A five-year co-operative degree program composed of eight full-time academic terms and a minimum of four full-time work terms. Students can choose from six available majors. Students enroled in computer, electrical or mechanical engineering may take biomedical electives. Students enroled in any program may take offshore oil and gas electives.
- Civil engineering
- Computer engineering
- Electrical engineering
- Mechanical engineering
- Ocean and naval architectural engineering
- Process engineering
Students will have the opportunity to apply the engineering concepts and theories they learn in the classrooms and laboratories to the real world as they complete a minimum of four to a maximum of six work terms that will give them the equivalent of up to two years of real engineering work experience prior to graduation.
The common first year of our engineering program is referred to as Engineering One. Students will study mathematics, physics, chemistry and engineering fundamentals which are common to each of the majors we offer. Courses in Engineering One introduce students to engineering problem-solving, analysis, design, communication and teamwork. Students will develop an understanding of different engineering fields and how engineering relates to real world issues.
Structure of the Engineering Program
In general, an average of more than 80 per cent in high school advanced math, chemistry, physics and English can be considered a minimum for consideration. Entry to Engineering One and to the available majors is competitive for a limited number of seats.
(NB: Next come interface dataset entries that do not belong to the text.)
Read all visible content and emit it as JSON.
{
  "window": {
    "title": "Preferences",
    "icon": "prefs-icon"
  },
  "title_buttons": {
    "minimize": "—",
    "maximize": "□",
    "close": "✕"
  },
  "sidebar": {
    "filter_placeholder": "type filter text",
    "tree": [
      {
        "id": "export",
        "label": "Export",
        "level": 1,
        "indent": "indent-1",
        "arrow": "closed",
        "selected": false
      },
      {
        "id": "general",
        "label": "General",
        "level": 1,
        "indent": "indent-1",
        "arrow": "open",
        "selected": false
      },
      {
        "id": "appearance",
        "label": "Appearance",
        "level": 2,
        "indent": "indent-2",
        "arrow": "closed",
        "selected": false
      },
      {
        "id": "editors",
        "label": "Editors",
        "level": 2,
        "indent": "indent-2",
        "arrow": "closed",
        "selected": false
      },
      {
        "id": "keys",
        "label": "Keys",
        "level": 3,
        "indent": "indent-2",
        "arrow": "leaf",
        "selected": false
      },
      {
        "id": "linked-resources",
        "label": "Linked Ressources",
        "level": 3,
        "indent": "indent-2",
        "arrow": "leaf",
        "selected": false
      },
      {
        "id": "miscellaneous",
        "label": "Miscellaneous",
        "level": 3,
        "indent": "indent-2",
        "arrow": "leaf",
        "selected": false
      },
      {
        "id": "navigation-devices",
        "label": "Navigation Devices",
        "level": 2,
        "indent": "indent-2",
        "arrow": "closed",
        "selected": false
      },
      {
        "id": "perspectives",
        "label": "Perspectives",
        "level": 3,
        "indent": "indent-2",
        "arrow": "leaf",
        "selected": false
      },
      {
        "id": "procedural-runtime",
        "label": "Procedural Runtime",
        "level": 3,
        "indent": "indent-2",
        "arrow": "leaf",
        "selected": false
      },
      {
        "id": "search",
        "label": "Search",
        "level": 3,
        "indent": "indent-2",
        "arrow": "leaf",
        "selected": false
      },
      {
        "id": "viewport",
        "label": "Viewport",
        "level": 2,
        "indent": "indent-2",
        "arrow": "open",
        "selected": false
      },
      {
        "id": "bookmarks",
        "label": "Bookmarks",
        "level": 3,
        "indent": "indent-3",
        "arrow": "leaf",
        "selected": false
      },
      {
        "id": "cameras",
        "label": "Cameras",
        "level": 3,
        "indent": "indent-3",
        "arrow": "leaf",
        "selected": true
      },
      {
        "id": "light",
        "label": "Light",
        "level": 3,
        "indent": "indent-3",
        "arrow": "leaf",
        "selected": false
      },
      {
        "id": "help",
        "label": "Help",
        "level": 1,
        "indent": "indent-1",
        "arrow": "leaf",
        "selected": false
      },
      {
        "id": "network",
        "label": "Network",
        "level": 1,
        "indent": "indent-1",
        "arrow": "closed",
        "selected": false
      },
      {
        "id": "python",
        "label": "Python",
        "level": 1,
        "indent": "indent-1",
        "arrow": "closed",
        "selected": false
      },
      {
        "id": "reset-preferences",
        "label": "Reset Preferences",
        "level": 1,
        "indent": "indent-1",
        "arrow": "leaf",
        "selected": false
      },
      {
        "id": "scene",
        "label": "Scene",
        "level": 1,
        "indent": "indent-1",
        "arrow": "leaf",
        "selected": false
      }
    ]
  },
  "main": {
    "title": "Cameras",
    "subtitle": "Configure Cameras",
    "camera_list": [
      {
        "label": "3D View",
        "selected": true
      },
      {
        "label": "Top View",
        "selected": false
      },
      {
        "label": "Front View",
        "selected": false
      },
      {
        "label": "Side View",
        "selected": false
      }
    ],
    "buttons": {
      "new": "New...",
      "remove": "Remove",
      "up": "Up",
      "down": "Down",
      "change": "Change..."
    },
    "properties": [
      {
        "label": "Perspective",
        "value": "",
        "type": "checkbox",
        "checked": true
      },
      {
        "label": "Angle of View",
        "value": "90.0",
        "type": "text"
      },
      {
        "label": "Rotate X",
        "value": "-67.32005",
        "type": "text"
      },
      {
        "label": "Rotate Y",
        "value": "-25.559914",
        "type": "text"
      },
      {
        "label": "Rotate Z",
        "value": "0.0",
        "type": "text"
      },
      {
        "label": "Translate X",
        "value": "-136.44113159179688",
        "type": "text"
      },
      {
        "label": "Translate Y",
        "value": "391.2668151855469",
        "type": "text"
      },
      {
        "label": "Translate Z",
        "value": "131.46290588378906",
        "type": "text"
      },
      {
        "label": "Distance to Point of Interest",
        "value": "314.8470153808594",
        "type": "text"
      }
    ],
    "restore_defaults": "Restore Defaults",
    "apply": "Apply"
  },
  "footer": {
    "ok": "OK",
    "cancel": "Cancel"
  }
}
Meeting the minimum admission requirements does not guarantee a student’s acceptance into the program. Final admission and readmission decisions rest with the Engineering Admissions Committee.
The Engineering Admissions Committee is looking for hard-working students who are ready for a challenge, and who have a strong performance in advanced math and sciences (particularly physics and chemistry). Academically strong students who do not fit this profile should contact the faculty for further advice.
Newfoundland and Labrador high school students must complete Advanced Mathematics 3200 with a minimum grade of 75 per cent. Academic Mathematics 3201 is not acceptable. Calculus 3208 is recommended. Students who complete Calculus 3208 are eligible to write the Calculus Placement Test; successful students will receive credit for Math 1000 and can proceed to Math 1001.
Out-of-province high school students must complete a Grade 12 level advanced mathematics course and write the Mathematics Placement Test with a score of at least 75 per cent. Alternatively, students who have taken a differential calculus course can write the Calculus Placement Test.
Completion of International Baccalaureate Higher Level Mathematics with a score of four or higher or completion of Advanced Placement Mathematics (Calculus AB or BC) with a score of three or higher will be accepted as equivalent credit for Math 1000.
CHEMISTRY AND PHYSICS
Students must be eligible to register for Chemistry 1050 and Physics 1050 and 1051 in Engineering One.
Students who have completed Chemistry 3202 (or equivalent) in high school, and received at least 65 per cent, will be eligible for admission to Chemistry in Engineering One.
It is strongly recommended that students complete Physics 3204 (or equivalent) in high school prior to registering for Physics 1050.
Students who demonstrate English language proficiency through a standardized test are recommended to have a score higher than that required for general admission. Recommended scores are outlined in the chart below:
Faculty of Engineering and Applied Science
Fall semester only
(applications considered from current Memorial students in winter and spring semesters)